== Segment start ==
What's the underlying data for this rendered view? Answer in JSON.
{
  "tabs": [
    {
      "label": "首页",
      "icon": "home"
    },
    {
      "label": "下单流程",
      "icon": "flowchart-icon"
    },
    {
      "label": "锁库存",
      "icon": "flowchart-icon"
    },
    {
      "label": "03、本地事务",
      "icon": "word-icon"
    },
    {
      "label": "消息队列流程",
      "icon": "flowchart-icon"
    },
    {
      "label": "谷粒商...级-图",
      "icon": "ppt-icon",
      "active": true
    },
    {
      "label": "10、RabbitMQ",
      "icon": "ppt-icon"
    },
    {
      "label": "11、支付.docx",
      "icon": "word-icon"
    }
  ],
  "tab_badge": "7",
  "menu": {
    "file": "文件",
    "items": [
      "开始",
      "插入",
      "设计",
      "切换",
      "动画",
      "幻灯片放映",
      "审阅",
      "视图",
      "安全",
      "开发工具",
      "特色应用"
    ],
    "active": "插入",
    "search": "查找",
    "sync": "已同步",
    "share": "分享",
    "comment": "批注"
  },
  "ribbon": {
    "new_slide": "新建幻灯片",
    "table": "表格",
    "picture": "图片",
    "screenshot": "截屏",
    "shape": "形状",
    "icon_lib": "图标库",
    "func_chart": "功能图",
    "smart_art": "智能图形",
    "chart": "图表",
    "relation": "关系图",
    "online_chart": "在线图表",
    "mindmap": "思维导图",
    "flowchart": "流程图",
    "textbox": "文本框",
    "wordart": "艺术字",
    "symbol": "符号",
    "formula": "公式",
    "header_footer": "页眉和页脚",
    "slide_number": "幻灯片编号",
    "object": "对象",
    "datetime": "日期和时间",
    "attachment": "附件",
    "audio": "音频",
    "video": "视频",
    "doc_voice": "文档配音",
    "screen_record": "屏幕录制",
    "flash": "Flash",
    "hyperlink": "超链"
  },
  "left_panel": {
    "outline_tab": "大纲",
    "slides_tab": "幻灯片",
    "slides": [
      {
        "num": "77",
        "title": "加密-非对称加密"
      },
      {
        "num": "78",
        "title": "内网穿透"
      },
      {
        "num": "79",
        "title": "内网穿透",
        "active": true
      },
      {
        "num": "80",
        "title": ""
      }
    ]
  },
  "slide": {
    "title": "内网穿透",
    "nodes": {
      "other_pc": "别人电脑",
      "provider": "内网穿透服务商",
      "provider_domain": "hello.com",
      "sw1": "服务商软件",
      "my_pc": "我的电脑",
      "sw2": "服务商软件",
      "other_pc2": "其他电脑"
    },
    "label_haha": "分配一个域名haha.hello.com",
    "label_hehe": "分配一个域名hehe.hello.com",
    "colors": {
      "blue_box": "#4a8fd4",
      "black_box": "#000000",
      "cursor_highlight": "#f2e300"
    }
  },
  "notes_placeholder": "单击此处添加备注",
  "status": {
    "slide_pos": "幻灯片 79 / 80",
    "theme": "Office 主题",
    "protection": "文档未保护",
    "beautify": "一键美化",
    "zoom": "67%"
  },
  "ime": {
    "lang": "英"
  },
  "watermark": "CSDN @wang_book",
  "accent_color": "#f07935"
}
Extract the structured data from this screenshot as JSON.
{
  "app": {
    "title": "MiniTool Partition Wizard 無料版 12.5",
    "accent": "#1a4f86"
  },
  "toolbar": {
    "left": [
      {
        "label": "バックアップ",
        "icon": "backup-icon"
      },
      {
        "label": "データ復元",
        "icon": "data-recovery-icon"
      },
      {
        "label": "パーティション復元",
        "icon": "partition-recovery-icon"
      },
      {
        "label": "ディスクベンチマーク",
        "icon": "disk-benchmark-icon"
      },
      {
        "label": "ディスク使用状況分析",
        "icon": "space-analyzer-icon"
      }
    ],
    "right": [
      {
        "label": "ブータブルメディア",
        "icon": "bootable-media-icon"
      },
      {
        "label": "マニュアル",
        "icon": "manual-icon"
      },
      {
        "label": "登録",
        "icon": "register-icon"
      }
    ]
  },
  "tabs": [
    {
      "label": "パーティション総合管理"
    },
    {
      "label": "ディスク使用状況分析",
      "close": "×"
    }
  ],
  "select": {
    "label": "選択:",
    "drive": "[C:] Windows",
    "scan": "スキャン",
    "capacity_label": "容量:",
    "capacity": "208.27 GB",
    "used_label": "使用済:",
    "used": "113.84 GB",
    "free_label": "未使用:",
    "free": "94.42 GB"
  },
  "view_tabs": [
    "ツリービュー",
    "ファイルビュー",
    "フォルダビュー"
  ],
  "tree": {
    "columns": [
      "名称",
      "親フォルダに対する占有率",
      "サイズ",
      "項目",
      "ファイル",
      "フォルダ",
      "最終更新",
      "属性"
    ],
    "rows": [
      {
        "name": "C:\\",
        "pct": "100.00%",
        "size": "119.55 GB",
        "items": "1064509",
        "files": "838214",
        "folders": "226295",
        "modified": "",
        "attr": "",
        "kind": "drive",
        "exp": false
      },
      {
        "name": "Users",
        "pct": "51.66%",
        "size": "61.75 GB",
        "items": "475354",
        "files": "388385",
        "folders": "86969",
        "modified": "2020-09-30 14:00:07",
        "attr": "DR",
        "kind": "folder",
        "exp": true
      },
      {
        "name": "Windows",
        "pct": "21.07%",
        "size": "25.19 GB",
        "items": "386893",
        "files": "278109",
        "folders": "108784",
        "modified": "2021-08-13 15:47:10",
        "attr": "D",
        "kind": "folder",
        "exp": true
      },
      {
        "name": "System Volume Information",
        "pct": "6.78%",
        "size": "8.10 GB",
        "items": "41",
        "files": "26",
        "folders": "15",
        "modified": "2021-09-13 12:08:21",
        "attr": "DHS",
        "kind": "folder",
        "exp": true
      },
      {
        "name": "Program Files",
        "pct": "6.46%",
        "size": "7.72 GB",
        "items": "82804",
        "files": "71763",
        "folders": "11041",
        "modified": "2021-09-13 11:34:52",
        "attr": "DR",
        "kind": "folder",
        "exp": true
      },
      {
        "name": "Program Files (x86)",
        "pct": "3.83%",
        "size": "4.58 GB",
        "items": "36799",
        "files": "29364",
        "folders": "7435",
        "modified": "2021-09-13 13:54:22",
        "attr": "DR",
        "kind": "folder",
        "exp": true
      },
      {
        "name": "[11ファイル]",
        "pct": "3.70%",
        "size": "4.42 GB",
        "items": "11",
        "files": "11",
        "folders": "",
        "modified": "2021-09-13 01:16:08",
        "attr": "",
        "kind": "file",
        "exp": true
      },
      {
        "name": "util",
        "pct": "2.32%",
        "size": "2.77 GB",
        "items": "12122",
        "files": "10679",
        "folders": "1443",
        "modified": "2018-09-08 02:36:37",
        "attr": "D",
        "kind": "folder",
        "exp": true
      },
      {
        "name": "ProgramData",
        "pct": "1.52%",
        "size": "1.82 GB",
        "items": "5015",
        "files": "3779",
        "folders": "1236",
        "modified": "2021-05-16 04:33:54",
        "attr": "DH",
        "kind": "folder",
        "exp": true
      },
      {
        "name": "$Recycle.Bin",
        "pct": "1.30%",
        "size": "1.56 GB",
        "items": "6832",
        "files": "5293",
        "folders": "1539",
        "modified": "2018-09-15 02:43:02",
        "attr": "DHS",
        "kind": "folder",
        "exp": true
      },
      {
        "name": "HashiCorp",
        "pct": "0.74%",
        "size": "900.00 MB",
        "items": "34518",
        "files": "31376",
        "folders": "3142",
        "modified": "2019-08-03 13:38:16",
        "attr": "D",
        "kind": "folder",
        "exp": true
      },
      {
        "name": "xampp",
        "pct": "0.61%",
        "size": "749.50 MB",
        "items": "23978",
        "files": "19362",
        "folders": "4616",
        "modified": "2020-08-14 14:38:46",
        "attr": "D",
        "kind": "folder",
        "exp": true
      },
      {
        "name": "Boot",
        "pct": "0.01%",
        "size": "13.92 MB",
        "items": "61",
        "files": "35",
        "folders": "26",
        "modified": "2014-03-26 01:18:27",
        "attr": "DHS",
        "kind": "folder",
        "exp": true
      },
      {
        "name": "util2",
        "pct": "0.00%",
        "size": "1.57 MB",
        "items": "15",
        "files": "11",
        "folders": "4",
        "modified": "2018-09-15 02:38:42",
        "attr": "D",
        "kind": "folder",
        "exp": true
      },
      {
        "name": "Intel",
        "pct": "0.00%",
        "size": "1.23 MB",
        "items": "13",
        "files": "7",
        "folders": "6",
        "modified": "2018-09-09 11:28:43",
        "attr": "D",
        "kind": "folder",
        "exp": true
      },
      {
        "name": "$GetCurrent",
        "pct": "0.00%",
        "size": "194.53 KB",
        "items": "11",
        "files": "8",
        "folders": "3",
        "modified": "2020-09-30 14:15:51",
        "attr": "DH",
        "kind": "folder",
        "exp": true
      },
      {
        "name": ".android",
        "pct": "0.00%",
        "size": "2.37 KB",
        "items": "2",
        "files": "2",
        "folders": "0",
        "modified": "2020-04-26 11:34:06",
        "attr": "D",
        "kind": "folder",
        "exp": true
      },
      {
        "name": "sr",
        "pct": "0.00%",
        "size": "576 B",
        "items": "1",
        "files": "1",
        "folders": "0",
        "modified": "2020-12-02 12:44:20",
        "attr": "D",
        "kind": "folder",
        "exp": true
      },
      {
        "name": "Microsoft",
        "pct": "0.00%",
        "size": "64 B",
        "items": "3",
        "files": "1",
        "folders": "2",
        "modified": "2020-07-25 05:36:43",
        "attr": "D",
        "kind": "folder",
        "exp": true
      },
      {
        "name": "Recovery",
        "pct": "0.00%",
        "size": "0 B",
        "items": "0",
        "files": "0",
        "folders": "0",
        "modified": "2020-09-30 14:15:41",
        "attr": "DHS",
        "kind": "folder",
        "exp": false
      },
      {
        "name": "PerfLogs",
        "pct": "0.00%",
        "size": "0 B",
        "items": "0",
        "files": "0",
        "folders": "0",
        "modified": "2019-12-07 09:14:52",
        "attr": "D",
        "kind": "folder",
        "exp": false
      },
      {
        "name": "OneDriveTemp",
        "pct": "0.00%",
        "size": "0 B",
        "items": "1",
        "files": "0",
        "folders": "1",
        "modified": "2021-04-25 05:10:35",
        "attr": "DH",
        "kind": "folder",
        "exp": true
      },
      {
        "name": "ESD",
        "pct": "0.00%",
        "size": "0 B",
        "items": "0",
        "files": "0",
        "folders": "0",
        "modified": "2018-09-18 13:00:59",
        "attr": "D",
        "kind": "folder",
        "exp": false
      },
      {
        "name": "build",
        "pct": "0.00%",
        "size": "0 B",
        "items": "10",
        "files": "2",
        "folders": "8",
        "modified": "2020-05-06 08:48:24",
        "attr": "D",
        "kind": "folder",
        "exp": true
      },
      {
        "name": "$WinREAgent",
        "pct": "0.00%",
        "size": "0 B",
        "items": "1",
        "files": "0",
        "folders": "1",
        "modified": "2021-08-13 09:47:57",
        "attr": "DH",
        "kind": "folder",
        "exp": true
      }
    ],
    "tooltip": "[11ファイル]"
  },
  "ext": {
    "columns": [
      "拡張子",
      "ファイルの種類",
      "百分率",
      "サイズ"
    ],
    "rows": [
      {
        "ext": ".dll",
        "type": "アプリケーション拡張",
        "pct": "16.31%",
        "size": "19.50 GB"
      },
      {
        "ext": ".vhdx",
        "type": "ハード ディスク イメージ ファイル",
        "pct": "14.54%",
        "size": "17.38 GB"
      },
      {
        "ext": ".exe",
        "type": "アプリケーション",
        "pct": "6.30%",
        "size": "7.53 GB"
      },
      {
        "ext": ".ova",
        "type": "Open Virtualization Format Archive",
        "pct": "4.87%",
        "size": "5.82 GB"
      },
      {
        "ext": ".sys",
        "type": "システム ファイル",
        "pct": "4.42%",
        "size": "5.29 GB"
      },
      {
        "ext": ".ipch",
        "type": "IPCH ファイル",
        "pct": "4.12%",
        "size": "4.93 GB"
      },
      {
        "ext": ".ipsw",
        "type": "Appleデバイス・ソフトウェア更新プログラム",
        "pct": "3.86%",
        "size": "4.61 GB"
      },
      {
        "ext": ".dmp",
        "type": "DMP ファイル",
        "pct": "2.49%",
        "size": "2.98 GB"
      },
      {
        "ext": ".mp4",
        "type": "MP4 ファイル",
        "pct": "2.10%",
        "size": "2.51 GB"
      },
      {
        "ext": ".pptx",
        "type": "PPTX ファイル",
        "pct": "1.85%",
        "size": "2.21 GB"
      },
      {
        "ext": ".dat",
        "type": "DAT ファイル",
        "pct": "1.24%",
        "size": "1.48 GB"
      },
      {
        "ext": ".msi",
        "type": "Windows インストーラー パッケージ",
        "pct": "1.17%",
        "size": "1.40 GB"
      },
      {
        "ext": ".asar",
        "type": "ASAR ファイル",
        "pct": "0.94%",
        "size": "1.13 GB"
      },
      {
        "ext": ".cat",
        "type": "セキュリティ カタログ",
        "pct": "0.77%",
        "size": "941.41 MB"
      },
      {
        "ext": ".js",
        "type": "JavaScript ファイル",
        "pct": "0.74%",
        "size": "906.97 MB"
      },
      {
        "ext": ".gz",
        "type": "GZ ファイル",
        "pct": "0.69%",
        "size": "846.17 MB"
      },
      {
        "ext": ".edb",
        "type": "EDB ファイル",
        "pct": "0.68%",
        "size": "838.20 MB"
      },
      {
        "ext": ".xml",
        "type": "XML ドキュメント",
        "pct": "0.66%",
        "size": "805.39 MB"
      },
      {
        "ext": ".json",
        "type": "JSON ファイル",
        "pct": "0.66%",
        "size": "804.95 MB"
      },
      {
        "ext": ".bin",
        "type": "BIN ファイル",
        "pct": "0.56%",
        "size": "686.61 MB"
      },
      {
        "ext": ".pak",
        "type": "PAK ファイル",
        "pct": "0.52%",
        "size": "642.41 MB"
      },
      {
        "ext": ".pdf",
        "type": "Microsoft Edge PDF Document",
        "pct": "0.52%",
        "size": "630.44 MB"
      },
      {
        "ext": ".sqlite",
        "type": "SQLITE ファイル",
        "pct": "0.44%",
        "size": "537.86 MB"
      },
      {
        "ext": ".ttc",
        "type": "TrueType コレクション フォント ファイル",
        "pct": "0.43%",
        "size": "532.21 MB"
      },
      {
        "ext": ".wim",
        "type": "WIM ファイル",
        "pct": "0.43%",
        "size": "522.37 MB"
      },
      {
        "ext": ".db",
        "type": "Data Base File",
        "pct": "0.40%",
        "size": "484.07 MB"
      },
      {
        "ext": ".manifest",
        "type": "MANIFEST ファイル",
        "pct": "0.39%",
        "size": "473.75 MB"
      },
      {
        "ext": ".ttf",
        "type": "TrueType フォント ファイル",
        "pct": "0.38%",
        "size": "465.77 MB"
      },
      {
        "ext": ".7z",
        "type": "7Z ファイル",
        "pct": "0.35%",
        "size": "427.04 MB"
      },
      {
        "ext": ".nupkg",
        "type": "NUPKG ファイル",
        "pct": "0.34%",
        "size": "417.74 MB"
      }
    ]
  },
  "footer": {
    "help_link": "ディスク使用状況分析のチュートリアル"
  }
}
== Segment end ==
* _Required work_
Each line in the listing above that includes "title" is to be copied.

* _Result of the exercise_
        "title": "加密-非对称加密"
        "title": "内网穿透"
        "title": "内网穿透",
        "title": ""
    "title": "内网穿透",
    "title": "MiniTool Partition Wizard 無料版 12.5",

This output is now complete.